Task directions :: Every record is to be printed exactly as written, and any picture in it is skipped.
########
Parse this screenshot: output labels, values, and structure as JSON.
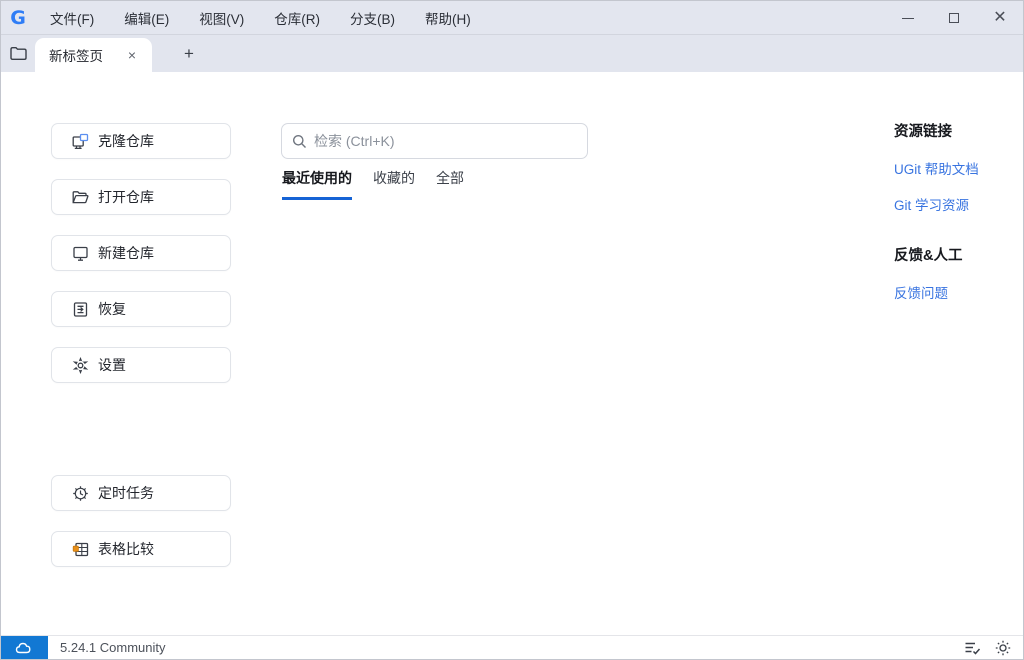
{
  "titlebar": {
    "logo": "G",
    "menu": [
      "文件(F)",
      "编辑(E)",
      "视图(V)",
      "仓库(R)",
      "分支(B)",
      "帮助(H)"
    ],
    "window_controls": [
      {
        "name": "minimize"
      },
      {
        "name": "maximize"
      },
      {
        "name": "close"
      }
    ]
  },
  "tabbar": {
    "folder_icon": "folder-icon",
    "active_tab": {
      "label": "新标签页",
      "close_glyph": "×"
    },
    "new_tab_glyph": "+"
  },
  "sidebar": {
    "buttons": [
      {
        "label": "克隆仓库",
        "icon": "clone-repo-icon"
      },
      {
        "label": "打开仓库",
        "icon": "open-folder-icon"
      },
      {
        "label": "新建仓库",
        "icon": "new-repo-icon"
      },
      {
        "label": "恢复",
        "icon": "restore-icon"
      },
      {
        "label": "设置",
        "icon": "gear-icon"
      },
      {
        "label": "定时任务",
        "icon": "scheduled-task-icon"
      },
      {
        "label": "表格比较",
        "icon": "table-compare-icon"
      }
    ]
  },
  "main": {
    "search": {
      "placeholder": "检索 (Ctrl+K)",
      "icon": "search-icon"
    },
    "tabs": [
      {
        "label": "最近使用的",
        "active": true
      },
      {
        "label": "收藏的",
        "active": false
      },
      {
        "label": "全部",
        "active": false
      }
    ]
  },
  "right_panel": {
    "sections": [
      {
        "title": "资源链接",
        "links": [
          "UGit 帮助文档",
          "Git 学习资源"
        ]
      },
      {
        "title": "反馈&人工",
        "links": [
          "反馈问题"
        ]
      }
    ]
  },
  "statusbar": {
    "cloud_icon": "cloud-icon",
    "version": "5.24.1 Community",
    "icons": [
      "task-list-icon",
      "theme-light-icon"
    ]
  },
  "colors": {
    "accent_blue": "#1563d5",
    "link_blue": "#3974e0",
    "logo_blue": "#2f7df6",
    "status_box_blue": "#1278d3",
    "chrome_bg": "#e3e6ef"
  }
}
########
Result below ::
Parse this screenshot: output labels, values, and structure as JSON.
{
  "titlebar": {
    "logo": "G",
    "menu": [
      "文件(F)",
      "编辑(E)",
      "视图(V)",
      "仓库(R)",
      "分支(B)",
      "帮助(H)"
    ],
    "window_controls": [
      {
        "name": "minimize"
      },
      {
        "name": "maximize"
      },
      {
        "name": "close"
      }
    ]
  },
  "tabbar": {
    "folder_icon": "folder-icon",
    "active_tab": {
      "label": "新标签页",
      "close_glyph": "×"
    },
    "new_tab_glyph": "+"
  },
  "sidebar": {
    "buttons": [
      {
        "label": "克隆仓库",
        "icon": "clone-repo-icon"
      },
      {
        "label": "打开仓库",
        "icon": "open-folder-icon"
      },
      {
        "label": "新建仓库",
        "icon": "new-repo-icon"
      },
      {
        "label": "恢复",
        "icon": "restore-icon"
      },
      {
        "label": "设置",
        "icon": "gear-icon"
      },
      {
        "label": "定时任务",
        "icon": "scheduled-task-icon"
      },
      {
        "label": "表格比较",
        "icon": "table-compare-icon"
      }
    ]
  },
  "main": {
    "search": {
      "placeholder": "检索 (Ctrl+K)",
      "icon": "search-icon"
    },
    "tabs": [
      {
        "label": "最近使用的",
        "active": true
      },
      {
        "label": "收藏的",
        "active": false
      },
      {
        "label": "全部",
        "active": false
      }
    ]
  },
  "right_panel": {
    "sections": [
      {
        "title": "资源链接",
        "links": [
          "UGit 帮助文档",
          "Git 学习资源"
        ]
      },
      {
        "title": "反馈&人工",
        "links": [
          "反馈问题"
        ]
      }
    ]
  },
  "statusbar": {
    "cloud_icon": "cloud-icon",
    "version": "5.24.1 Community",
    "icons": [
      "task-list-icon",
      "theme-light-icon"
    ]
  },
  "colors": {
    "accent_blue": "#1563d5",
    "link_blue": "#3974e0",
    "logo_blue": "#2f7df6",
    "status_box_blue": "#1278d3",
    "chrome_bg": "#e3e6ef"
  }
}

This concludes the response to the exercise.